It’s very hard living here; we have to sleep on the floor. We often only get a couple of hours of sleep a night... Sometimes the tent falls on top of us in the middle of the night. We have to go outside to the toilet and many times we have slipped. My wife has diabetes, but we can’t get the medication she needs at the clinic. It has to be paid for and we have no money. Sometimes we don’t eat, so we can afford the medication.

Mohammed Yousef Ramdan (70).

According to the UN’s Humanitarian Needs Overview 2023, ninety-two per cent of individuals older than 59 have disabilities. Fifty-five per cent of households headed by an older person over the age of 60 expressed different priority needs than the rest of the population, such as the need for health services, medicine and/or specific services related to their disability.
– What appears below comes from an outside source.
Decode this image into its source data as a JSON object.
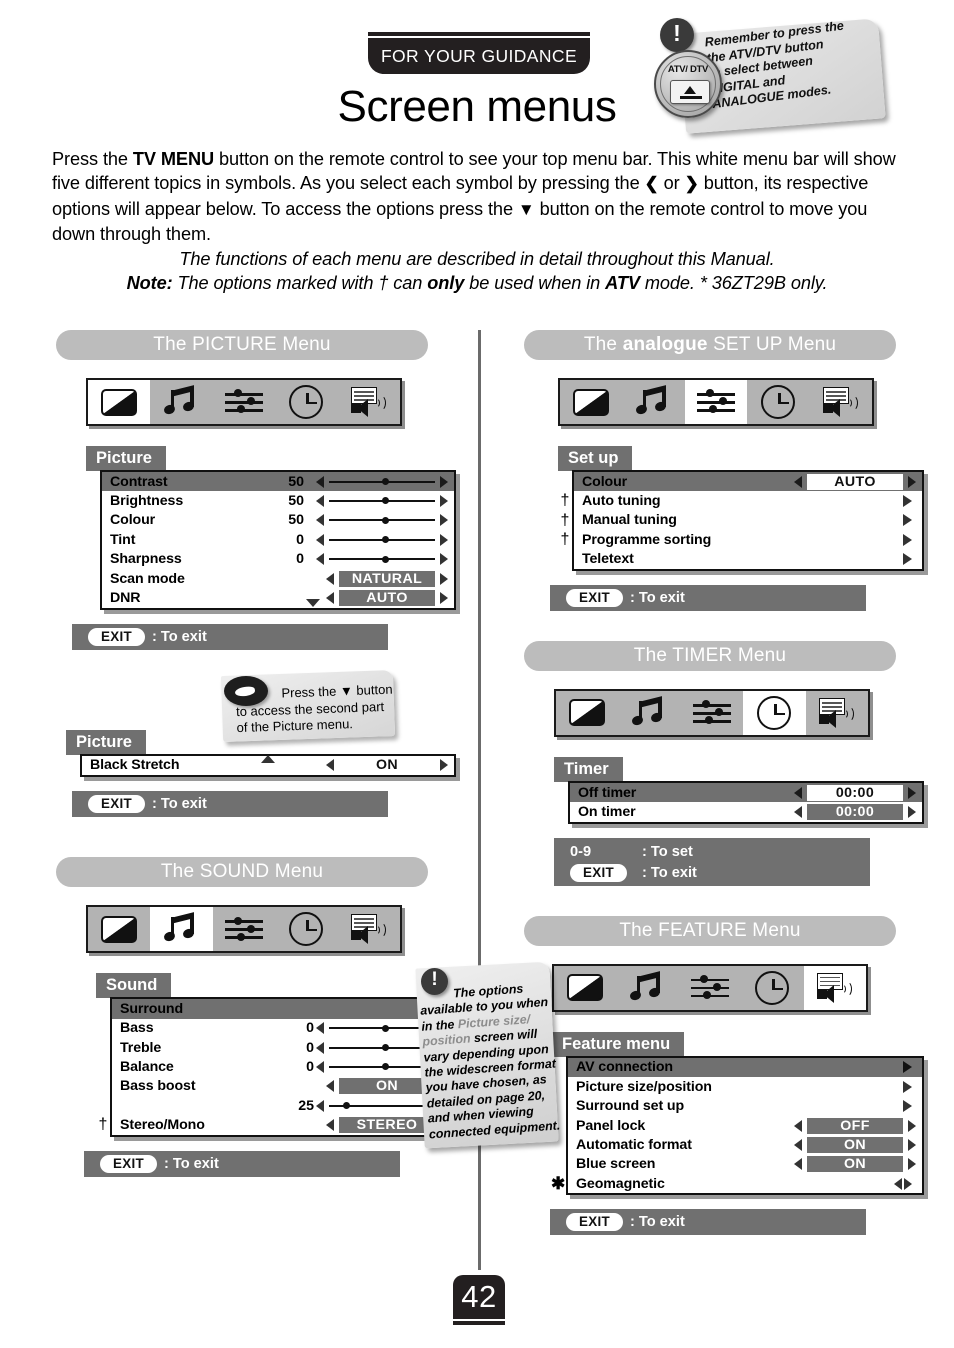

These figures represent the whole of Syria, but the situation is particularly dire for older and disabled people in the northwest.

HelpAge, through its local partners, regularly consults with older people and are constantly told about the importance of providing them with cash, which gives them the dignity to buy what they need, not just to receive what organisations think they might need.

Older people are overlooked, despite the valuable contributions they can make in responding to crises and the important roles they play in their families and communities such as caregivers for children or other adults.

“Older people have suffered too much throughout the years of war in Syria and they deserve better,” concludes Karim. “As many emergency lifesaving assistance programmes come to an end, it is vital that more medium and longer-term solutions are put in place that will allow older and disabled people to live with dignity, helping them to recover from years of crisis and be more resilient to future ones.”

For more information and/or interviews please contact Louise Orton: or +44 7939141764.